And in a very real way, they absorb us too. That’s why I always knew how important my job was. Not only was I teaching kids how to think critically, write well, and read deeply, I was in relationship with them. And I could really mess a kid up if I wasn’t careful. A teacher may be a human who loves (and praises, disciplines, encourages, and scolds), but we have a hell of a lot of power over those mini-people, and our words, actions, mere looks can stick with them for a lifetime. I know. They’ve told me.

I once had a student equate an approving look from me with a “glance from God.”  That sure gave me pause.

So last week I took the commuter train down to the city and met up with a number of my former students at an alumni event on the Upper East Side. Such opportunities to come face to face with these adults, 5, 10, 15, 20 years later, are beyond delicious. And drinking a beer with someone I once had to give permission to go to the bathroom has a charming irony.

My face starts to hurt after the first hour. I can’t keep the happy grin off my silly face. I hear them say, “You have not changed at all!” and want to laugh at the absurdity. What they mean is: “There you are! I’d recognize you anywhere.” I could say the same to them. Kids no more, but surely and positively themselves.

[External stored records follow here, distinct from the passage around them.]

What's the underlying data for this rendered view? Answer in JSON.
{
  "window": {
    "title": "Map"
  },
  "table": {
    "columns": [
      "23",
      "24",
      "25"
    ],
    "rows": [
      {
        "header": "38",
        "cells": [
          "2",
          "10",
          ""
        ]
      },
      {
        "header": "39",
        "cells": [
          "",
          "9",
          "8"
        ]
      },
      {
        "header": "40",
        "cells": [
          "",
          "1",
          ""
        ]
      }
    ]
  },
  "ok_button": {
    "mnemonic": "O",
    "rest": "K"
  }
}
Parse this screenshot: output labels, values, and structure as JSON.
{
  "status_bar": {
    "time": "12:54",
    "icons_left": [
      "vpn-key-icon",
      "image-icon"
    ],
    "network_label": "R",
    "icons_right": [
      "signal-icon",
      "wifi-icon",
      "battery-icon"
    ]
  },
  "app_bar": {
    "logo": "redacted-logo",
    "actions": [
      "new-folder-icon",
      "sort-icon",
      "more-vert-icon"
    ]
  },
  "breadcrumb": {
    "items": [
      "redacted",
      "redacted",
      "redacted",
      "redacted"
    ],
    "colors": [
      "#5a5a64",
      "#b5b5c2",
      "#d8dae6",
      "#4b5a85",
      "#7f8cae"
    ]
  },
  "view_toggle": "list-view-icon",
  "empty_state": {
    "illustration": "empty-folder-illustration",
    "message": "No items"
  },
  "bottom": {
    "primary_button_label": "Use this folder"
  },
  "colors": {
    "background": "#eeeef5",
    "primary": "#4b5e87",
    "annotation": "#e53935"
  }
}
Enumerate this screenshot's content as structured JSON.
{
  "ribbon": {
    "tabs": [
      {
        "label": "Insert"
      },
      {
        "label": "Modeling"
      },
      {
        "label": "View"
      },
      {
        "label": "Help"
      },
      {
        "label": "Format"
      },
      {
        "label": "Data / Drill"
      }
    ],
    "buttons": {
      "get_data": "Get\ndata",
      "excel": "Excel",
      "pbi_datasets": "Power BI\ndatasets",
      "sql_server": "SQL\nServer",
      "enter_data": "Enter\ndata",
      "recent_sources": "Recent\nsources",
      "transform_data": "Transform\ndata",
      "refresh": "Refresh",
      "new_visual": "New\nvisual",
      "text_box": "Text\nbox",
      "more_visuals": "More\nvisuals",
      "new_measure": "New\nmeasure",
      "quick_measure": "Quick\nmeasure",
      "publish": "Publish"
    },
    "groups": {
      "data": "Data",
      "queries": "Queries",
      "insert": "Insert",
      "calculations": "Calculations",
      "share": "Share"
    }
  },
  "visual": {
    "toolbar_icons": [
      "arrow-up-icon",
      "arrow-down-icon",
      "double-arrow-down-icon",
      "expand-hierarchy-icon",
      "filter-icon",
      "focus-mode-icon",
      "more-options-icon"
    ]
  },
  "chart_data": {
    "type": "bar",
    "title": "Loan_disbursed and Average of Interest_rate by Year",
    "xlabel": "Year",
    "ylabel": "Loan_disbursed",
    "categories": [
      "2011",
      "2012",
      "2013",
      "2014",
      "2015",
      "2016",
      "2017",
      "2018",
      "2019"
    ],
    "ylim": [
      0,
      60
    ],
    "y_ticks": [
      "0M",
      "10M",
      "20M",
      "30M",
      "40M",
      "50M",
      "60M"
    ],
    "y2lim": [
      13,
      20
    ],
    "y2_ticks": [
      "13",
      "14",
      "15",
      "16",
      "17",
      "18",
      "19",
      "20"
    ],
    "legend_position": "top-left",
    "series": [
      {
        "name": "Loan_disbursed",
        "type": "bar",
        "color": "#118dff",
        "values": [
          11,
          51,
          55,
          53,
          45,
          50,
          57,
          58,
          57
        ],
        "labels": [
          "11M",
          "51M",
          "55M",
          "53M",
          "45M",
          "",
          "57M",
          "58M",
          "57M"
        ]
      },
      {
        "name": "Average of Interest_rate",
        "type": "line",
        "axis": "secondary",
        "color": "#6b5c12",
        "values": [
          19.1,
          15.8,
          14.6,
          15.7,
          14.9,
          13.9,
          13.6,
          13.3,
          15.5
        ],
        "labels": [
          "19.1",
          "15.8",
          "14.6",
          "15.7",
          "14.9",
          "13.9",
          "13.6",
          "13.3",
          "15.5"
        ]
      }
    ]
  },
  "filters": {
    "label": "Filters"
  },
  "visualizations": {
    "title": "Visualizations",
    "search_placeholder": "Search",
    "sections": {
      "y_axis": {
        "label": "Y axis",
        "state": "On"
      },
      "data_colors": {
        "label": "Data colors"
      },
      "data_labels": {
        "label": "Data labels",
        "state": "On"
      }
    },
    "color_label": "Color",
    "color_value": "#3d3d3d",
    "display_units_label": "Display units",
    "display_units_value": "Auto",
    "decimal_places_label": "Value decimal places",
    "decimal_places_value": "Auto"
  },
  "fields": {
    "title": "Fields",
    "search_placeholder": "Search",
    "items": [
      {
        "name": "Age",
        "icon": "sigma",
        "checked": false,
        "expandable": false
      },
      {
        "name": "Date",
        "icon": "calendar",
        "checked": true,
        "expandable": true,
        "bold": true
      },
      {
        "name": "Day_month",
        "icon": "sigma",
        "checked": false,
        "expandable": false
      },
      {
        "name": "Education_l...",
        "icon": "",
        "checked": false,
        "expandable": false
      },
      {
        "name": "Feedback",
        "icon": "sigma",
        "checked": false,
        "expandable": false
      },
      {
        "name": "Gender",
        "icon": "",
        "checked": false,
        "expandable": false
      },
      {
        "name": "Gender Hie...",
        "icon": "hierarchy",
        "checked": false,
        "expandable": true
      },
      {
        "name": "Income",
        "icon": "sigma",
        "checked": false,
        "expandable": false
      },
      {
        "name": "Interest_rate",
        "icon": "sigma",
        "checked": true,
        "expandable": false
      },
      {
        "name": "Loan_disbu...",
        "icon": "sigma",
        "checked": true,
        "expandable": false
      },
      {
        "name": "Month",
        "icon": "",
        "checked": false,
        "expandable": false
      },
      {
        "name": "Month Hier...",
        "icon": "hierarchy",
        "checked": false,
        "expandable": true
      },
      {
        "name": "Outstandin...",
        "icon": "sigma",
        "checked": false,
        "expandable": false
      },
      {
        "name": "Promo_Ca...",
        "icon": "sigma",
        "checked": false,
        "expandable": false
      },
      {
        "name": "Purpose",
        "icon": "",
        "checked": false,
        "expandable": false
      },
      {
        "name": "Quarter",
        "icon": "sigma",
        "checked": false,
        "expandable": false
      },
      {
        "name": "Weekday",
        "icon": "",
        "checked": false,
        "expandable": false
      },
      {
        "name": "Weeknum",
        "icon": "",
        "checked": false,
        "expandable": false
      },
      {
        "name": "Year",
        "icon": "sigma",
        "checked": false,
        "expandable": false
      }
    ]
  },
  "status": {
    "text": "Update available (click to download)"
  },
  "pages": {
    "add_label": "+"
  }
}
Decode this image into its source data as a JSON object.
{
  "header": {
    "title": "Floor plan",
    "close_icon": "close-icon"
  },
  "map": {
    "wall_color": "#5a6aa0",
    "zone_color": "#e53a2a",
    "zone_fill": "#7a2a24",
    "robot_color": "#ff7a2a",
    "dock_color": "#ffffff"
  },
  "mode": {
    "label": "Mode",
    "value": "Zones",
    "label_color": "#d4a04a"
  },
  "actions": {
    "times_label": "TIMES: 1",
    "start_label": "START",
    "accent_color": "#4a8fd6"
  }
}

When they were 12, 13, 14, their faces were plain to see. However much time passes, that face is still there. The sloping eyes, the toothy grin. A boy’s soft jaw carved into a strong line. A girl’s awkwardness smoothed out into a woman’s beauty. Bouncy childishness transformed into confident warmth.

I am tall – almost 5’10” – but I spend a lot of time at these parties craning my neck up at men whose heads once rested on my shoulder when the boys they once were gave their teacher a hug. Last week, Brendan, effusive, funny, towered over me. He and his classmate Eliza reminisced with me about the tortures I inflicted on them in my second year of teaching. We laughed. Though I was hard on them, sometimes expecting more than they could deliver, for some reason they remember the experience, and me, fondly. I guess we had fun, too. In 8th grade, we made a movie. Brendan wrote the script and directed. We filmed on location and had a ball, with lots of laughter between takes. Brendan is now an independent movie producer and gives some credit to that experience, 23 years ago, which pleases and humbles me.

A number of my former students teach. That is one of the most lovely testimonials a teacher can receive. Eliza became a teacher and has also become a good friend. Her children now attend the school, and we get together sometimes for dinner, or a cold beer on a summer afternoon. We never run out of things to talk about and I rarely focus on the strange reality that the child I taught to proofread her essays for comma splices is now a mother, a woman, a teacher like me, with outlooks, beliefs, passions, and convictions in common.

I met up with Alex, a talented, soft-spoken young woman whose musical talent blew our minds when she plugged in her guitar 15 years ago, and pulled big sounds out of it with her small hands. Now she supports herself with her music. I chatted with Byron, who sells high-end Manhattan real estate. He was a little kid, it seems, not long ago, but that same grinning boy is now a man, navigating the big city/big kid world with calm confidence.

It’s not even about pride, although I feel plenty of that. It’s simply a sense of fullness, affection, and love. Some of these beloved students have found themselves. Some are still a little lost. Some are happy. Some are in pain. Some share. Some avoid. All are in my heart.

Permele and Emilie come 80 blocks after work to get to the midtown party. They make a bee-line for me in the gallery space and one of them says, leaning in for a hug: “We came to see you.”

I am flooded with feeling as I look at their beautiful, youthful faces and wide smiles and listen to their excited flow of words. I was hoping they’d be there. “No,” I think. “I came to see you.”

The people I once taught interest me, and inspire me, and make me think and laugh because they are fascinating, smart people and I am lucky enough to know them. When I first became a teacher I did not realize that I was making a lifetime commitment to every student I ever taught. I think I’d go to the ends of the earth to share a laugh, a beer, and a good story with any one of them.

Emilie and Me

Byron and Me -- cropped